▶ _Problem to work on_
Lines below that include "Documents" are the answer; copy each one.

BEGIN Record excerpts

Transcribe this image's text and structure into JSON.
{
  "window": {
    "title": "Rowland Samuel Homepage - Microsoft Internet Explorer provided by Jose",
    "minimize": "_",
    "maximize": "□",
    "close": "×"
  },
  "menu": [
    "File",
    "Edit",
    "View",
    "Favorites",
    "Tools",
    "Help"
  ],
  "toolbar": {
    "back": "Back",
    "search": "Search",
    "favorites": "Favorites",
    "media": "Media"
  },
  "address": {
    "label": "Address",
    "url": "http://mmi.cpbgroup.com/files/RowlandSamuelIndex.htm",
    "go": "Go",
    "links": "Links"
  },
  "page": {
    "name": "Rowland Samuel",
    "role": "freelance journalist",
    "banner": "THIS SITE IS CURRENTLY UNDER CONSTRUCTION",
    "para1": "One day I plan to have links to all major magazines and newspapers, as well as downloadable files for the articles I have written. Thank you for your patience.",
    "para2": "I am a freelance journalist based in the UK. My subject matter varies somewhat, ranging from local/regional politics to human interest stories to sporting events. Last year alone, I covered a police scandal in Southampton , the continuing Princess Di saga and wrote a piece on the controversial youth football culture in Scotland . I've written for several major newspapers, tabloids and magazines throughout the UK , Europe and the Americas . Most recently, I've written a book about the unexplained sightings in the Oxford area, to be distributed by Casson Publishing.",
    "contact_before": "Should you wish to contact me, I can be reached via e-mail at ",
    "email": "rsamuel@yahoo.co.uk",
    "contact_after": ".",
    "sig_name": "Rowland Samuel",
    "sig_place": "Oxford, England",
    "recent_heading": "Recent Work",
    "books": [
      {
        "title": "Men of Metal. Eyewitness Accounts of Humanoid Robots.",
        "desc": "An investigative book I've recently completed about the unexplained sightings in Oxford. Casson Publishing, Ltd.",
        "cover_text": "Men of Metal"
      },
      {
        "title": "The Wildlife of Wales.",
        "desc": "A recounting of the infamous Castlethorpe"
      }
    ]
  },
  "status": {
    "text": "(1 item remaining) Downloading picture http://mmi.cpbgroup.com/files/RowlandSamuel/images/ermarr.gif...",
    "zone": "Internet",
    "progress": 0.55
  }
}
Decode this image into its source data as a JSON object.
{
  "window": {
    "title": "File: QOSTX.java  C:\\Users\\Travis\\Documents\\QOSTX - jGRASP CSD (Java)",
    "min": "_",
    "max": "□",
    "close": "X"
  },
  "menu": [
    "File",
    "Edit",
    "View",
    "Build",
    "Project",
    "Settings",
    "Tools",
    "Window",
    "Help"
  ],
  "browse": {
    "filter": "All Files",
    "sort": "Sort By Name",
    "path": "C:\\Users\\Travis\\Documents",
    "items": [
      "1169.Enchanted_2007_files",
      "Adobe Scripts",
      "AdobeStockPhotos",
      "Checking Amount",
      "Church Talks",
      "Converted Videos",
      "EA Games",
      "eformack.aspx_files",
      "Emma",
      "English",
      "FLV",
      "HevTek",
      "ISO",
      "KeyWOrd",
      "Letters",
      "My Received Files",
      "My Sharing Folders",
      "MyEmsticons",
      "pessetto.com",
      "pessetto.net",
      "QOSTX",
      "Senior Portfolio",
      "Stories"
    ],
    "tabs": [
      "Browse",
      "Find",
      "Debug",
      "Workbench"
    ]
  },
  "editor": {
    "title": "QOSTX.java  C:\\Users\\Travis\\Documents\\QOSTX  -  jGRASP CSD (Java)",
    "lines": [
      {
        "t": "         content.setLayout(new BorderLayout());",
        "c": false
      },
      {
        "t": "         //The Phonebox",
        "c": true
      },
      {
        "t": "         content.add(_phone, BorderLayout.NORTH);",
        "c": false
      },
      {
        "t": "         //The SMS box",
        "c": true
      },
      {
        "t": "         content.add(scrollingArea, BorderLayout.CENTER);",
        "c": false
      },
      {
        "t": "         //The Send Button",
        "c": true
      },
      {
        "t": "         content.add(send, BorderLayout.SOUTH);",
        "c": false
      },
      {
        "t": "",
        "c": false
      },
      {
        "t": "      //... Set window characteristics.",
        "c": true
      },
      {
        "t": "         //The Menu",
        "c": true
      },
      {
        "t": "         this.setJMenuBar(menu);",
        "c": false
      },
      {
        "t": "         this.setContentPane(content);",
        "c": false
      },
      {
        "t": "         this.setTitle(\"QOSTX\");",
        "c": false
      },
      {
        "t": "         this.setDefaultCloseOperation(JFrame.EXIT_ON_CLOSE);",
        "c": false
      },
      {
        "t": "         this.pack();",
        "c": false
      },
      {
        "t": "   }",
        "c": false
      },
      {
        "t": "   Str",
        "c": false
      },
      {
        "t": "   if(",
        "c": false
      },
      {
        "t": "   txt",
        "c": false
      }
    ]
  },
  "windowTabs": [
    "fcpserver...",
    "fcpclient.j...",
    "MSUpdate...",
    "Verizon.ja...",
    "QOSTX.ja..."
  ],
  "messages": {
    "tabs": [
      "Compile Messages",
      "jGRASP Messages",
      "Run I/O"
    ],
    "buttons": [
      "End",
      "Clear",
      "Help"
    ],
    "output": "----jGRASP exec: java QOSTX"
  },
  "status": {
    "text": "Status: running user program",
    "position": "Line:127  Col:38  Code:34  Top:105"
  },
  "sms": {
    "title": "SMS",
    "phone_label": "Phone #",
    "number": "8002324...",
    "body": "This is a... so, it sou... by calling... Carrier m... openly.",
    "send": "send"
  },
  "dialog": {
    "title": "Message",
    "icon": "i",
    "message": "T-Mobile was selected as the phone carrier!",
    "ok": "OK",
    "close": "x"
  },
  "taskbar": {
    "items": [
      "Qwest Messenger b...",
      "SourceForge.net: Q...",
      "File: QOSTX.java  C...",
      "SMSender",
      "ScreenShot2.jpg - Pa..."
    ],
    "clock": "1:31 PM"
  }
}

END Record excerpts

▶ _Response area_
    "title": "File: QOSTX.java  C:\\Users\\Travis\\Documents\\QOSTX - jGRASP CSD (Java)",
    "path": "C:\\Users\\Travis\\Documents",
    "title": "QOSTX.java  C:\\Users\\Travis\\Documents\\QOSTX  -  jGRASP CSD (Java)",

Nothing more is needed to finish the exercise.